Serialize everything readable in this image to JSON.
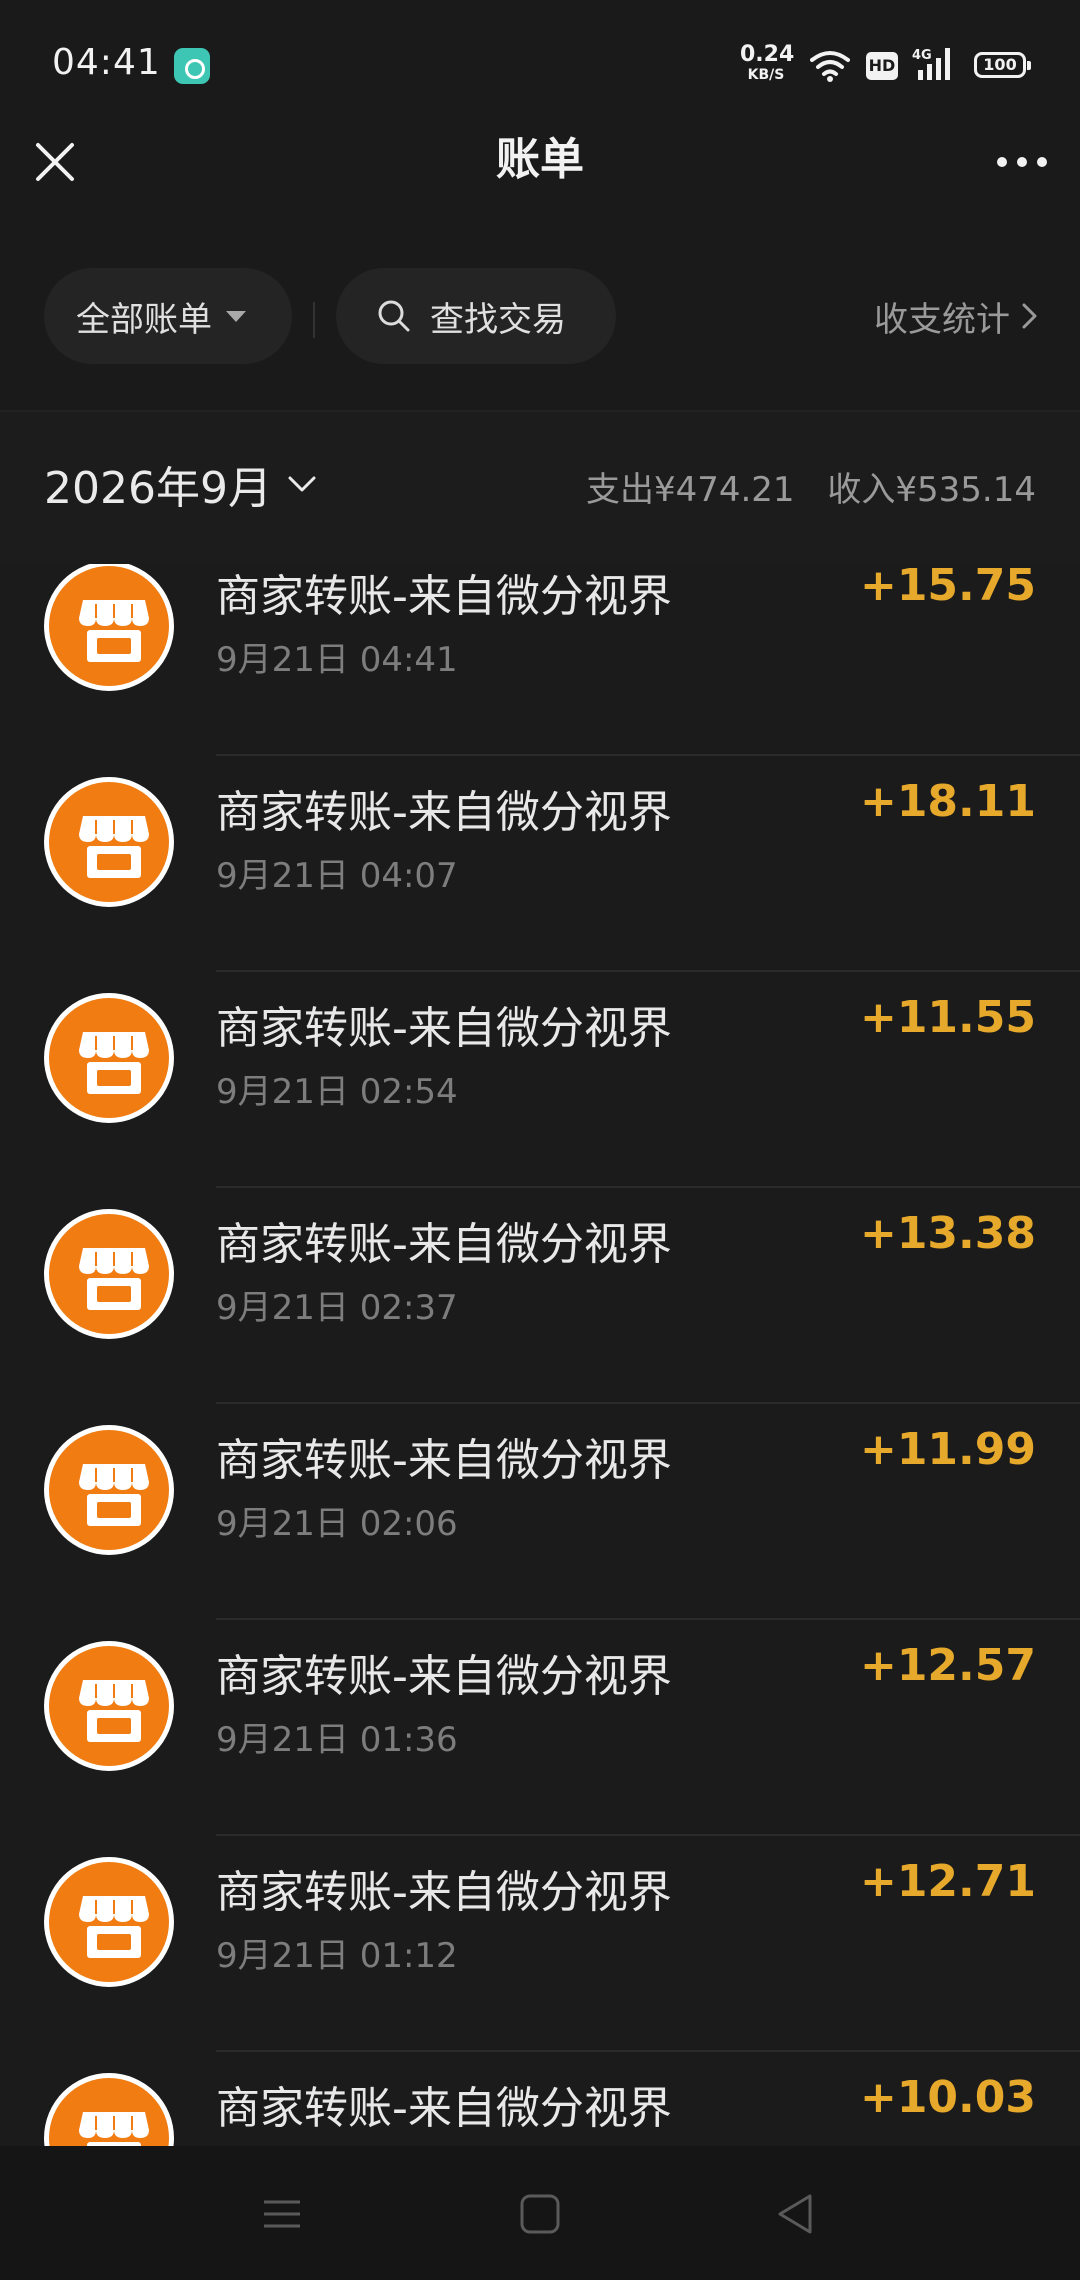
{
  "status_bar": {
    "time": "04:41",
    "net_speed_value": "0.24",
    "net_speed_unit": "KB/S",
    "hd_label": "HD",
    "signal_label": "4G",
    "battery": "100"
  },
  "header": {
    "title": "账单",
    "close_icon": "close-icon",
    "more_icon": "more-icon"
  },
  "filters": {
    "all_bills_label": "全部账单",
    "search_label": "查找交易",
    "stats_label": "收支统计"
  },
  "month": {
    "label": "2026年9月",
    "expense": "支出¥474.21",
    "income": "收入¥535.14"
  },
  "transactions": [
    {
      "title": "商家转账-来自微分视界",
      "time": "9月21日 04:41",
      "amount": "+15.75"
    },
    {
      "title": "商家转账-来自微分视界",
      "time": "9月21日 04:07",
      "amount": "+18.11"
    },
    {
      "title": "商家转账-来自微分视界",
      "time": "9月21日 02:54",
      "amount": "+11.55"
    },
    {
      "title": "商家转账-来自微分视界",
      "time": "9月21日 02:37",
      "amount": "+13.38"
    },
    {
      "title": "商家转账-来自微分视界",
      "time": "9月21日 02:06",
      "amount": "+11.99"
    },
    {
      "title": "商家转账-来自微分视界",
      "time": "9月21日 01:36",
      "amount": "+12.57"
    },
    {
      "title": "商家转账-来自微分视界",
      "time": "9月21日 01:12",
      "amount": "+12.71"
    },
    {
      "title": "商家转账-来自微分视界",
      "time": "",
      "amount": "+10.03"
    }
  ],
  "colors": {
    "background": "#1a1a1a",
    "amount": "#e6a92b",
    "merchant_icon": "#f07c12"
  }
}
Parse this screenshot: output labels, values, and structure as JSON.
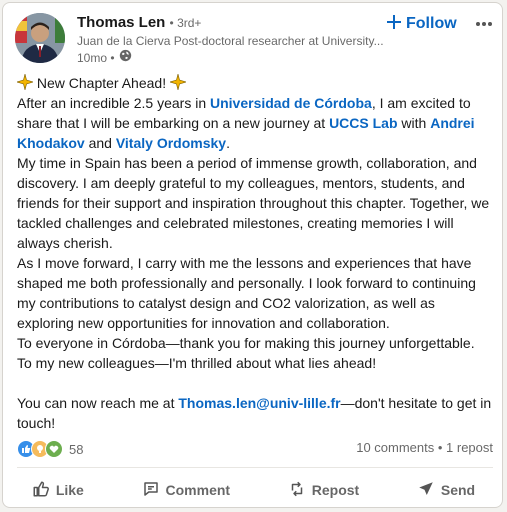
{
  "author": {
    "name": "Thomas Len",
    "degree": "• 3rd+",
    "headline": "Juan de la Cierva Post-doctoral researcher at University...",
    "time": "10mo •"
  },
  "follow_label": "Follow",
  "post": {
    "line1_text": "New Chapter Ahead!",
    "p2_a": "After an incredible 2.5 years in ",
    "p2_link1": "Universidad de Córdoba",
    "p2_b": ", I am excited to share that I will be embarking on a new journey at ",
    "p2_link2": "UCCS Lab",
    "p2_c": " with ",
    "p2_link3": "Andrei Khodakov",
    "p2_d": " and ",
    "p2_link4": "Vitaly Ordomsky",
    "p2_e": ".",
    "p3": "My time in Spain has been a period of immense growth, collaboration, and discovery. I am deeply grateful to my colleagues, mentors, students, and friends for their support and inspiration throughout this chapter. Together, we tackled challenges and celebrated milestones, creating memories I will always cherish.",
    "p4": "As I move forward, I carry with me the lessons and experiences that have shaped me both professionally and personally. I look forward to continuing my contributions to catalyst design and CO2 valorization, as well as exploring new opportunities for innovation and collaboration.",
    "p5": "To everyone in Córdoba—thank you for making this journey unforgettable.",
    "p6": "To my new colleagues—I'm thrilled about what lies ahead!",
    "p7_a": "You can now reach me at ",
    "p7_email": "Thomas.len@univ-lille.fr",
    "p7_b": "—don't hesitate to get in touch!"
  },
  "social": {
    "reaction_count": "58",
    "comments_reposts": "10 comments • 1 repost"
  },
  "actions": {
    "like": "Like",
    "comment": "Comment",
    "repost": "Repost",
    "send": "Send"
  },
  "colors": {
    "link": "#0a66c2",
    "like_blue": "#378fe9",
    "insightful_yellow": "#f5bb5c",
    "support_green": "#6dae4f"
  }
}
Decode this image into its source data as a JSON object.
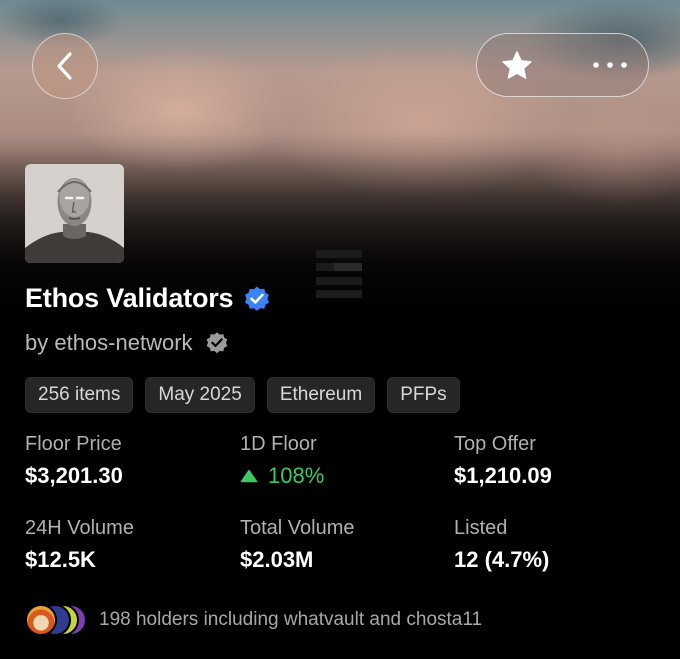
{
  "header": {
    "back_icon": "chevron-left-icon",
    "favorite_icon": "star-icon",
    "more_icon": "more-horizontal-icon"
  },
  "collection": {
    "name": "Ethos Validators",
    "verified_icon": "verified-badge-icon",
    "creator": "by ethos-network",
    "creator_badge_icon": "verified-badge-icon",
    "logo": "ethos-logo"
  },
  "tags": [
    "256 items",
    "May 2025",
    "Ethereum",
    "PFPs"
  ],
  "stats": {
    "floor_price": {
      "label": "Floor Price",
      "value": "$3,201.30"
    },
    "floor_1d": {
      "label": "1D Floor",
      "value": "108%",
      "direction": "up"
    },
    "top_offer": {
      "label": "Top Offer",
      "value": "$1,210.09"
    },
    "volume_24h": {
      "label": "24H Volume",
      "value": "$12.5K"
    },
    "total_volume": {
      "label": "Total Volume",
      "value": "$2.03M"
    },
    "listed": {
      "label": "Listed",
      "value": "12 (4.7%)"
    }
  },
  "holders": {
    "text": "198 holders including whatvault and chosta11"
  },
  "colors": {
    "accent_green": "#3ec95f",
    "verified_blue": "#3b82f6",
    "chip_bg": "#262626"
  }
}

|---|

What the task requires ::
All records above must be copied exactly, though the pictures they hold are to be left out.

Your solution ::
Serialize everything readable in this image to JSON.
{
  "status_bar": {
    "time": "04:41",
    "net_speed_value": "0.24",
    "net_speed_unit": "KB/S",
    "hd_label": "HD",
    "signal_label": "4G",
    "battery": "100"
  },
  "header": {
    "title": "账单",
    "close_icon": "close-icon",
    "more_icon": "more-icon"
  },
  "filters": {
    "all_bills_label": "全部账单",
    "search_label": "查找交易",
    "stats_label": "收支统计"
  },
  "month": {
    "label": "2026年9月",
    "expense": "支出¥474.21",
    "income": "收入¥535.14"
  },
  "transactions": [
    {
      "title": "商家转账-来自微分视界",
      "time": "9月21日 04:41",
      "amount": "+15.75"
    },
    {
      "title": "商家转账-来自微分视界",
      "time": "9月21日 04:07",
      "amount": "+18.11"
    },
    {
      "title": "商家转账-来自微分视界",
      "time": "9月21日 02:54",
      "amount": "+11.55"
    },
    {
      "title": "商家转账-来自微分视界",
      "time": "9月21日 02:37",
      "amount": "+13.38"
    },
    {
      "title": "商家转账-来自微分视界",
      "time": "9月21日 02:06",
      "amount": "+11.99"
    },
    {
      "title": "商家转账-来自微分视界",
      "time": "9月21日 01:36",
      "amount": "+12.57"
    },
    {
      "title": "商家转账-来自微分视界",
      "time": "9月21日 01:12",
      "amount": "+12.71"
    },
    {
      "title": "商家转账-来自微分视界",
      "time": "",
      "amount": "+10.03"
    }
  ],
  "colors": {
    "background": "#1a1a1a",
    "amount": "#e6a92b",
    "merchant_icon": "#f07c12"
  }
}
Parse this screenshot: output labels, values, and structure as JSON.
{
  "author": {
    "name": "Thomas Len",
    "degree": "• 3rd+",
    "headline": "Juan de la Cierva Post-doctoral researcher at University...",
    "time": "10mo •"
  },
  "follow_label": "Follow",
  "post": {
    "line1_text": "New Chapter Ahead!",
    "p2_a": "After an incredible 2.5 years in ",
    "p2_link1": "Universidad de Córdoba",
    "p2_b": ", I am excited to share that I will be embarking on a new journey at ",
    "p2_link2": "UCCS Lab",
    "p2_c": " with ",
    "p2_link3": "Andrei Khodakov",
    "p2_d": " and ",
    "p2_link4": "Vitaly Ordomsky",
    "p2_e": ".",
    "p3": "My time in Spain has been a period of immense growth, collaboration, and discovery. I am deeply grateful to my colleagues, mentors, students, and friends for their support and inspiration throughout this chapter. Together, we tackled challenges and celebrated milestones, creating memories I will always cherish.",
    "p4": "As I move forward, I carry with me the lessons and experiences that have shaped me both professionally and personally. I look forward to continuing my contributions to catalyst design and CO2 valorization, as well as exploring new opportunities for innovation and collaboration.",
    "p5": "To everyone in Córdoba—thank you for making this journey unforgettable.",
    "p6": "To my new colleagues—I'm thrilled about what lies ahead!",
    "p7_a": "You can now reach me at ",
    "p7_email": "Thomas.len@univ-lille.fr",
    "p7_b": "—don't hesitate to get in touch!"
  },
  "social": {
    "reaction_count": "58",
    "comments_reposts": "10 comments • 1 repost"
  },
  "actions": {
    "like": "Like",
    "comment": "Comment",
    "repost": "Repost",
    "send": "Send"
  },
  "colors": {
    "link": "#0a66c2",
    "like_blue": "#378fe9",
    "insightful_yellow": "#f5bb5c",
    "support_green": "#6dae4f"
  }
}
Decode this image into its source data as a JSON object.
{
  "header": {
    "back_icon": "chevron-left-icon",
    "favorite_icon": "star-icon",
    "more_icon": "more-horizontal-icon"
  },
  "collection": {
    "name": "Ethos Validators",
    "verified_icon": "verified-badge-icon",
    "creator": "by ethos-network",
    "creator_badge_icon": "verified-badge-icon",
    "logo": "ethos-logo"
  },
  "tags": [
    "256 items",
    "May 2025",
    "Ethereum",
    "PFPs"
  ],
  "stats": {
    "floor_price": {
      "label": "Floor Price",
      "value": "$3,201.30"
    },
    "floor_1d": {
      "label": "1D Floor",
      "value": "108%",
      "direction": "up"
    },
    "top_offer": {
      "label": "Top Offer",
      "value": "$1,210.09"
    },
    "volume_24h": {
      "label": "24H Volume",
      "value": "$12.5K"
    },
    "total_volume": {
      "label": "Total Volume",
      "value": "$2.03M"
    },
    "listed": {
      "label": "Listed",
      "value": "12 (4.7%)"
    }
  },
  "holders": {
    "text": "198 holders including whatvault and chosta11"
  },
  "colors": {
    "accent_green": "#3ec95f",
    "verified_blue": "#3b82f6",
    "chip_bg": "#262626"
  }
}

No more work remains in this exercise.